* Problem description *
Filter the data for lines with the word "bold", then copy every line so identified.

(Exercise inputs)

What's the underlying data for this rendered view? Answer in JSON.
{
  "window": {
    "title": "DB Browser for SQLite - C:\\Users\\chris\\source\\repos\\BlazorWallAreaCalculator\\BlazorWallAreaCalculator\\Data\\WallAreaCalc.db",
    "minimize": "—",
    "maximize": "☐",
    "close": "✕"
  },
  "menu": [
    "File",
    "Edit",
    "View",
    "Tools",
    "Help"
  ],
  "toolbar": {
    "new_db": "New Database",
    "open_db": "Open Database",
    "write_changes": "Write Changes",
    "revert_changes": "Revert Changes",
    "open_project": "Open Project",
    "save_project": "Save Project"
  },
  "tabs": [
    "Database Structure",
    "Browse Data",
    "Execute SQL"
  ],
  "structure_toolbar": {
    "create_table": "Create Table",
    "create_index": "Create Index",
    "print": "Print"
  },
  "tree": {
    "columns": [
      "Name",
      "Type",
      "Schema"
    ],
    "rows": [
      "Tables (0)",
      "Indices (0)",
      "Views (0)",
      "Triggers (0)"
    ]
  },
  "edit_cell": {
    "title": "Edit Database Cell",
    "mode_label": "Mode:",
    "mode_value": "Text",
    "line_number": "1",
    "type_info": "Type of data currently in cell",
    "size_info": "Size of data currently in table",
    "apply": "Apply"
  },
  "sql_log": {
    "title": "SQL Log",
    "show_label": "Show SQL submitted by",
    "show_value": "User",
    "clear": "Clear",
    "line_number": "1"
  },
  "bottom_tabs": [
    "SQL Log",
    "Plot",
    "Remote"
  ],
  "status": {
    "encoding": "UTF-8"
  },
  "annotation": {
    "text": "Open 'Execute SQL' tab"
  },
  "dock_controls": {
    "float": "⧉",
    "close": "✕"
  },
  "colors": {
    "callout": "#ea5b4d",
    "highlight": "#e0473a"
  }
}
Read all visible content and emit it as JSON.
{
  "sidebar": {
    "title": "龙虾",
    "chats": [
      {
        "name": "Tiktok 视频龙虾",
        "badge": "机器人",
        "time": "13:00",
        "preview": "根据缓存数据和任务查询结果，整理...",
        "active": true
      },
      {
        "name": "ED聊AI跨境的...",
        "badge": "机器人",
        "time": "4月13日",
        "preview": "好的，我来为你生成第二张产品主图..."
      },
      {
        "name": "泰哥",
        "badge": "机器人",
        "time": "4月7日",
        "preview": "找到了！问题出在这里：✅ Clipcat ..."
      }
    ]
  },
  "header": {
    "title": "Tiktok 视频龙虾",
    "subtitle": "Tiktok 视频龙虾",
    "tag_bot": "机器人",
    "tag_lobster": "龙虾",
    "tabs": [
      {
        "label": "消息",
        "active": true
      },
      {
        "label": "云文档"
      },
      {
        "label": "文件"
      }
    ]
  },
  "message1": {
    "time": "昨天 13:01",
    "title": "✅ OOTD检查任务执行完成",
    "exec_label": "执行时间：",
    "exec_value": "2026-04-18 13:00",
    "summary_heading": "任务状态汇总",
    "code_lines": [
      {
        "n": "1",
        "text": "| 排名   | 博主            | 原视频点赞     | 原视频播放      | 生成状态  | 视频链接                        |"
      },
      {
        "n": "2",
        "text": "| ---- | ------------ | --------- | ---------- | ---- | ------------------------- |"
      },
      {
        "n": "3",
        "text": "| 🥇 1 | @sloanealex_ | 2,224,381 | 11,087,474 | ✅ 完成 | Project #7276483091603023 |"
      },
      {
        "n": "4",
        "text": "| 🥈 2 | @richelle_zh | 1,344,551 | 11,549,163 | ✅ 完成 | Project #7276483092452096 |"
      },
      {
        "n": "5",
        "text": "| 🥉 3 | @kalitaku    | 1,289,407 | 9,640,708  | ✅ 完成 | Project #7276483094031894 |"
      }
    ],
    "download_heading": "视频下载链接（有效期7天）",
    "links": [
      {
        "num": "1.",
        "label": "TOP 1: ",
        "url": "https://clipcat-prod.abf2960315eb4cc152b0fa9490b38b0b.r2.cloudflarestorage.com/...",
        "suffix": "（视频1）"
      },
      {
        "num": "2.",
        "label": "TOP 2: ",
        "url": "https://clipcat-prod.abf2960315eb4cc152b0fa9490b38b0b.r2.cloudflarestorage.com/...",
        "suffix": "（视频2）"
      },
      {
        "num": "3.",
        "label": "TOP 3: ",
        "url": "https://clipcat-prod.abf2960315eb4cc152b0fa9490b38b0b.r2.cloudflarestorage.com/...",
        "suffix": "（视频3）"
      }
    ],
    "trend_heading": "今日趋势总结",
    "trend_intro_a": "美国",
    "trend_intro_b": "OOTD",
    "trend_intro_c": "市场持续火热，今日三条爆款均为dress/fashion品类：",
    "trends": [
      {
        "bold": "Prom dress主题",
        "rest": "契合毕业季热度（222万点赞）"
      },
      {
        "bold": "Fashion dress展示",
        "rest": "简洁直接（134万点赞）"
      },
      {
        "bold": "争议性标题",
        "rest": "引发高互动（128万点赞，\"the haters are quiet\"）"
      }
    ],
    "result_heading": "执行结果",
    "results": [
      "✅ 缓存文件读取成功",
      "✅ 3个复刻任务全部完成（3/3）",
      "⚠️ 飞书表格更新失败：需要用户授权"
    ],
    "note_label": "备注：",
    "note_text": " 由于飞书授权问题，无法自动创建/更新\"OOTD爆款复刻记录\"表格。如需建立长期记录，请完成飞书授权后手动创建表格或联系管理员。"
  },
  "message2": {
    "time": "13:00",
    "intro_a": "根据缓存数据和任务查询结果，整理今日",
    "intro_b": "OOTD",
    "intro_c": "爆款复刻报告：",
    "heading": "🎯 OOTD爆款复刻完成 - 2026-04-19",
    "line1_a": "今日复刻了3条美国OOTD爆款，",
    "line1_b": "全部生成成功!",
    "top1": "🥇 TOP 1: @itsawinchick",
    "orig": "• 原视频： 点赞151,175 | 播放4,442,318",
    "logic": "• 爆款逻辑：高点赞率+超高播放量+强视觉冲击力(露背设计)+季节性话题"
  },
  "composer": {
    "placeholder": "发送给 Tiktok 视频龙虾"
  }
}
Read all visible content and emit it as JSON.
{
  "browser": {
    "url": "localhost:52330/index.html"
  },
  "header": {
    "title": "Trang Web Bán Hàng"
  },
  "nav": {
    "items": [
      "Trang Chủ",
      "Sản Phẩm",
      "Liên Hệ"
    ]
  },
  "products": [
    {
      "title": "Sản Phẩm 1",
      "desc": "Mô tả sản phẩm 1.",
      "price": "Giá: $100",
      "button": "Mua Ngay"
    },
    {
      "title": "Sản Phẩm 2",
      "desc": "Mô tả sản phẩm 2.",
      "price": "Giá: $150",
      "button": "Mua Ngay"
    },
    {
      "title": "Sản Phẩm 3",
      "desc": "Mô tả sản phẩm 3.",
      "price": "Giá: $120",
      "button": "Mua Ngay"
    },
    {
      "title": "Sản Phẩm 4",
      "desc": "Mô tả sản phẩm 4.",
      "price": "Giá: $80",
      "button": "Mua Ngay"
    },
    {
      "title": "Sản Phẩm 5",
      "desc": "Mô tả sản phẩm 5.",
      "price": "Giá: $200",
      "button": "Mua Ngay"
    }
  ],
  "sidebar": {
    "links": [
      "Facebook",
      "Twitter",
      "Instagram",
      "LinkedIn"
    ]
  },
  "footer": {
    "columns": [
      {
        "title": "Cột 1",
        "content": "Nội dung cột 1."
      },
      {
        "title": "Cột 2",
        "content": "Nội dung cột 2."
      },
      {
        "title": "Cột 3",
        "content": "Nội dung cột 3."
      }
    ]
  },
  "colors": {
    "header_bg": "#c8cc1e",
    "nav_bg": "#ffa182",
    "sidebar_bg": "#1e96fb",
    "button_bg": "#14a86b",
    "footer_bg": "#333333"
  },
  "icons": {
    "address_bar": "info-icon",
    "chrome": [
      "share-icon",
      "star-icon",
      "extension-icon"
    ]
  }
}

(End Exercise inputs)

* Response box *
        "bold": "Prom dress主题",
        "bold": "Fashion dress展示",
        "bold": "争议性标题",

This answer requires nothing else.